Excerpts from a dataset
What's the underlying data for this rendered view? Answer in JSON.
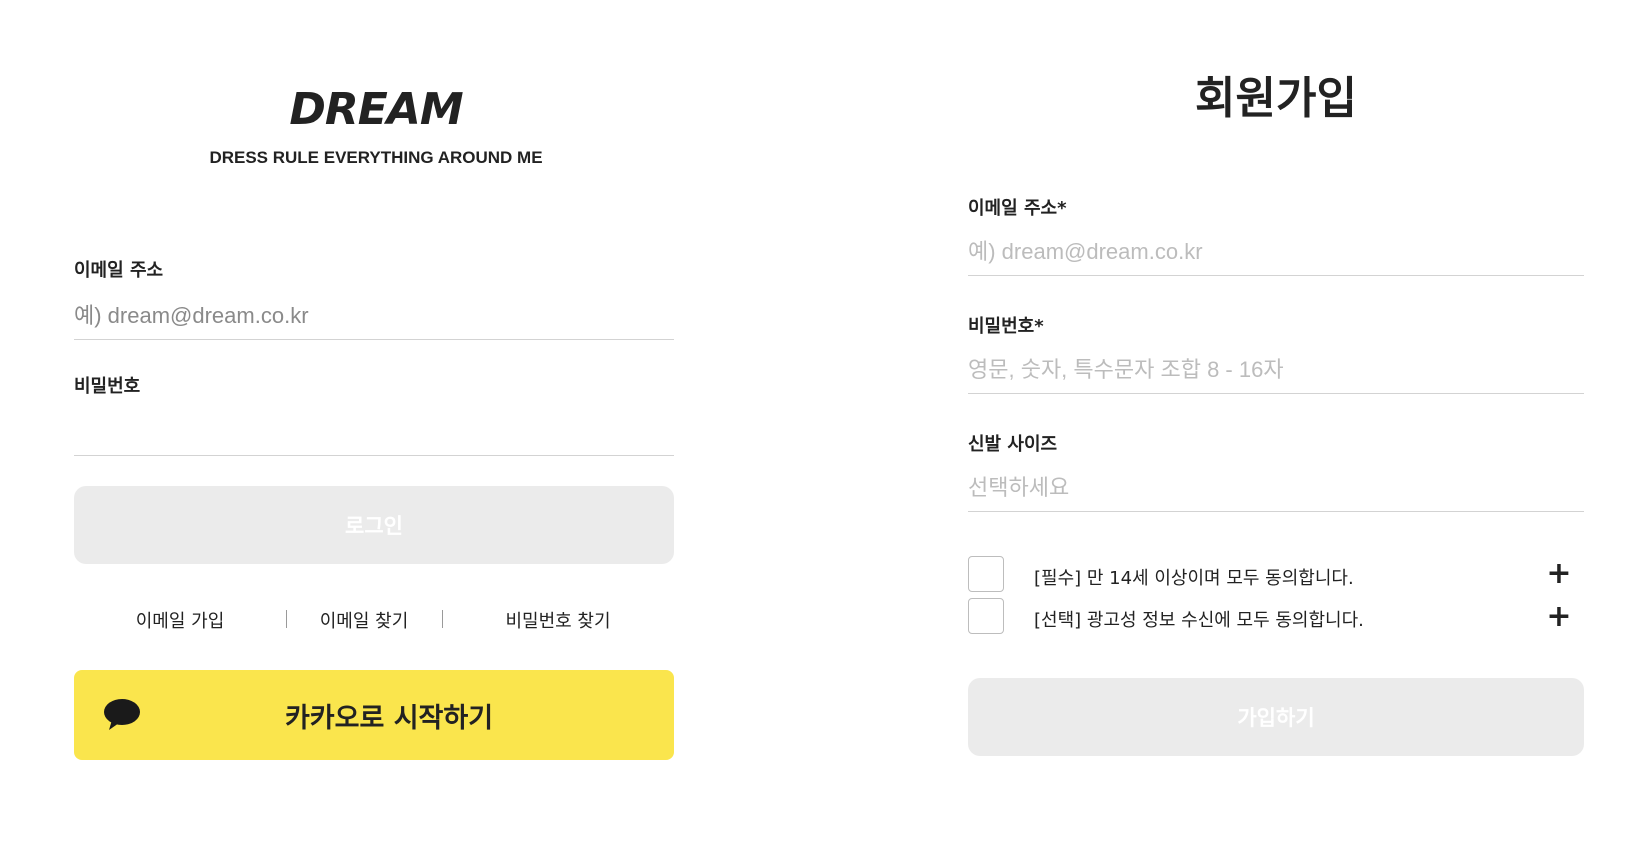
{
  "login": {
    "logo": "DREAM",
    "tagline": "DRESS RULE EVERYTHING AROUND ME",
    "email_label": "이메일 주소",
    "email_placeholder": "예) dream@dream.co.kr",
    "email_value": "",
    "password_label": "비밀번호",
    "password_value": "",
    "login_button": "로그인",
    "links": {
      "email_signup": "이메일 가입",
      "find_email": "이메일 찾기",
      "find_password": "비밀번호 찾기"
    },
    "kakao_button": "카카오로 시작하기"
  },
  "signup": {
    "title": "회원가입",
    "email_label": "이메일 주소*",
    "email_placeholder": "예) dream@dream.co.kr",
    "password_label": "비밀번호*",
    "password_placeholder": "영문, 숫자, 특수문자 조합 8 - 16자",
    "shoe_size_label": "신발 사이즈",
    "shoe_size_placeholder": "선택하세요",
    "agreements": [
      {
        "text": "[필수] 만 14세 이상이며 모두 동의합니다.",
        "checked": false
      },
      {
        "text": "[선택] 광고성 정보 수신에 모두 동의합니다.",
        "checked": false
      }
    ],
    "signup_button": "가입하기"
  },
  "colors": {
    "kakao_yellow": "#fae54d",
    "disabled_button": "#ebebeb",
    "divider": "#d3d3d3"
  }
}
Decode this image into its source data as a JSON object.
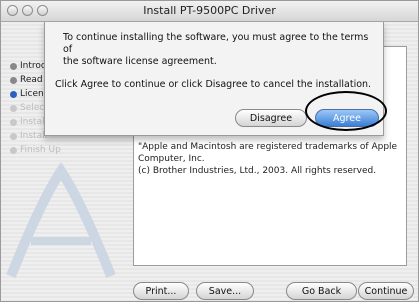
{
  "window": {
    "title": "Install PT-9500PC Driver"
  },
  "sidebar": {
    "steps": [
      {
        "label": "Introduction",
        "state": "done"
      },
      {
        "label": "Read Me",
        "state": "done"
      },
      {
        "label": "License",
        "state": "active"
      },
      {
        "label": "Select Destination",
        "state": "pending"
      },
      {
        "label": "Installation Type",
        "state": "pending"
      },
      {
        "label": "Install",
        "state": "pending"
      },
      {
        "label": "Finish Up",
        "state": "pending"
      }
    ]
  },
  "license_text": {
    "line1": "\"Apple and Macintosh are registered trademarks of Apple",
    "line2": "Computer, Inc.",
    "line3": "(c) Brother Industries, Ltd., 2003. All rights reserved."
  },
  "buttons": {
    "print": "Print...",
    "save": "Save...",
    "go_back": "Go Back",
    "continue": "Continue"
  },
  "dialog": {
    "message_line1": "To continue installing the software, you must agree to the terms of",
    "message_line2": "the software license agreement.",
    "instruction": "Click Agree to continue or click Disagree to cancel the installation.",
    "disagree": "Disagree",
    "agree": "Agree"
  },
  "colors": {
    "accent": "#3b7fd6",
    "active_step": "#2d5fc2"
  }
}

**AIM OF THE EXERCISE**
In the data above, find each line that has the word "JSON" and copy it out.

**SOLUTION TO THE PROBLEM**
What's the underlying data for this rendered view? Answer in JSON.
Decode this image into its source data as a JSON object.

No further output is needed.